▶ [To do] Omitting all images, set down every line below exactly as it appears.

▶ [The input]
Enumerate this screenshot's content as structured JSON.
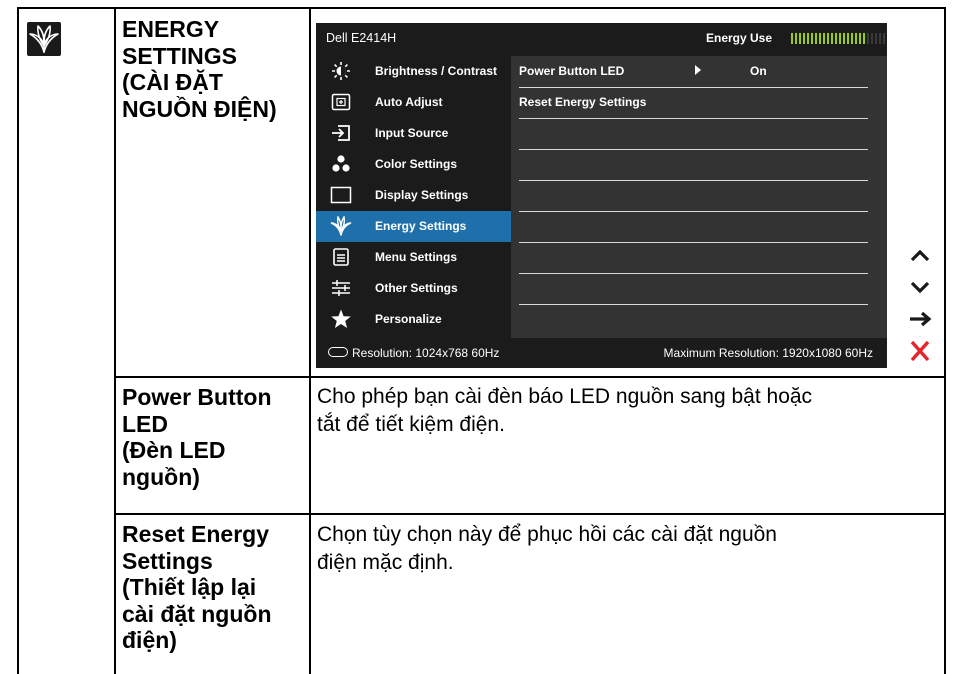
{
  "header": {
    "title_lines": [
      "ENERGY",
      "SETTINGS",
      "(CÀI ĐẶT",
      "NGUỒN ĐIỆN)"
    ]
  },
  "osd": {
    "model": "Dell E2414H",
    "energy_label": "Energy Use",
    "energy_level": 0.78,
    "menu_items": [
      {
        "label": "Brightness / Contrast",
        "icon": "brightness-icon"
      },
      {
        "label": "Auto Adjust",
        "icon": "auto-adjust-icon"
      },
      {
        "label": "Input Source",
        "icon": "input-source-icon"
      },
      {
        "label": "Color Settings",
        "icon": "color-settings-icon"
      },
      {
        "label": "Display Settings",
        "icon": "display-settings-icon"
      },
      {
        "label": "Energy Settings",
        "icon": "energy-settings-icon",
        "active": true
      },
      {
        "label": "Menu Settings",
        "icon": "menu-settings-icon"
      },
      {
        "label": "Other Settings",
        "icon": "other-settings-icon"
      },
      {
        "label": "Personalize",
        "icon": "personalize-icon"
      }
    ],
    "sub_items": [
      {
        "label": "Power Button LED",
        "value": "On"
      },
      {
        "label": "Reset Energy Settings",
        "value": ""
      }
    ],
    "resolution": "Resolution: 1024x768 60Hz",
    "max_resolution": "Maximum Resolution: 1920x1080 60Hz",
    "colors": {
      "active": "#1e6faa",
      "meter_on": "#9bcc1a",
      "close": "#e3242b"
    }
  },
  "nav_buttons": [
    "up-icon",
    "down-icon",
    "right-arrow-icon",
    "close-icon"
  ],
  "rows": [
    {
      "title_lines": [
        "Power Button",
        "LED",
        "(Đèn LED",
        "nguồn)"
      ],
      "description_lines": [
        "Cho phép bạn cài đèn báo LED nguồn sang bật hoặc",
        "tắt để tiết kiệm điện."
      ]
    },
    {
      "title_lines": [
        "Reset Energy",
        "Settings",
        "(Thiết lập lại",
        "cài đặt nguồn",
        "điện)"
      ],
      "description_lines": [
        "Chọn tùy chọn này để phục hồi các cài đặt nguồn",
        "điện mặc định."
      ]
    }
  ]
}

▶ [Solution to this problem]
Enumerate this screenshot's content as structured JSON.
{
  "header": {
    "title_lines": [
      "ENERGY",
      "SETTINGS",
      "(CÀI ĐẶT",
      "NGUỒN ĐIỆN)"
    ]
  },
  "osd": {
    "model": "Dell E2414H",
    "energy_label": "Energy Use",
    "energy_level": 0.78,
    "menu_items": [
      {
        "label": "Brightness / Contrast",
        "icon": "brightness-icon"
      },
      {
        "label": "Auto Adjust",
        "icon": "auto-adjust-icon"
      },
      {
        "label": "Input Source",
        "icon": "input-source-icon"
      },
      {
        "label": "Color Settings",
        "icon": "color-settings-icon"
      },
      {
        "label": "Display Settings",
        "icon": "display-settings-icon"
      },
      {
        "label": "Energy Settings",
        "icon": "energy-settings-icon",
        "active": true
      },
      {
        "label": "Menu Settings",
        "icon": "menu-settings-icon"
      },
      {
        "label": "Other Settings",
        "icon": "other-settings-icon"
      },
      {
        "label": "Personalize",
        "icon": "personalize-icon"
      }
    ],
    "sub_items": [
      {
        "label": "Power Button LED",
        "value": "On"
      },
      {
        "label": "Reset Energy Settings",
        "value": ""
      }
    ],
    "resolution": "Resolution: 1024x768 60Hz",
    "max_resolution": "Maximum Resolution: 1920x1080 60Hz",
    "colors": {
      "active": "#1e6faa",
      "meter_on": "#9bcc1a",
      "close": "#e3242b"
    }
  },
  "nav_buttons": [
    "up-icon",
    "down-icon",
    "right-arrow-icon",
    "close-icon"
  ],
  "rows": [
    {
      "title_lines": [
        "Power Button",
        "LED",
        "(Đèn LED",
        "nguồn)"
      ],
      "description_lines": [
        "Cho phép bạn cài đèn báo LED nguồn sang bật hoặc",
        "tắt để tiết kiệm điện."
      ]
    },
    {
      "title_lines": [
        "Reset Energy",
        "Settings",
        "(Thiết lập lại",
        "cài đặt nguồn",
        "điện)"
      ],
      "description_lines": [
        "Chọn tùy chọn này để phục hồi các cài đặt nguồn",
        "điện mặc định."
      ]
    }
  ]
}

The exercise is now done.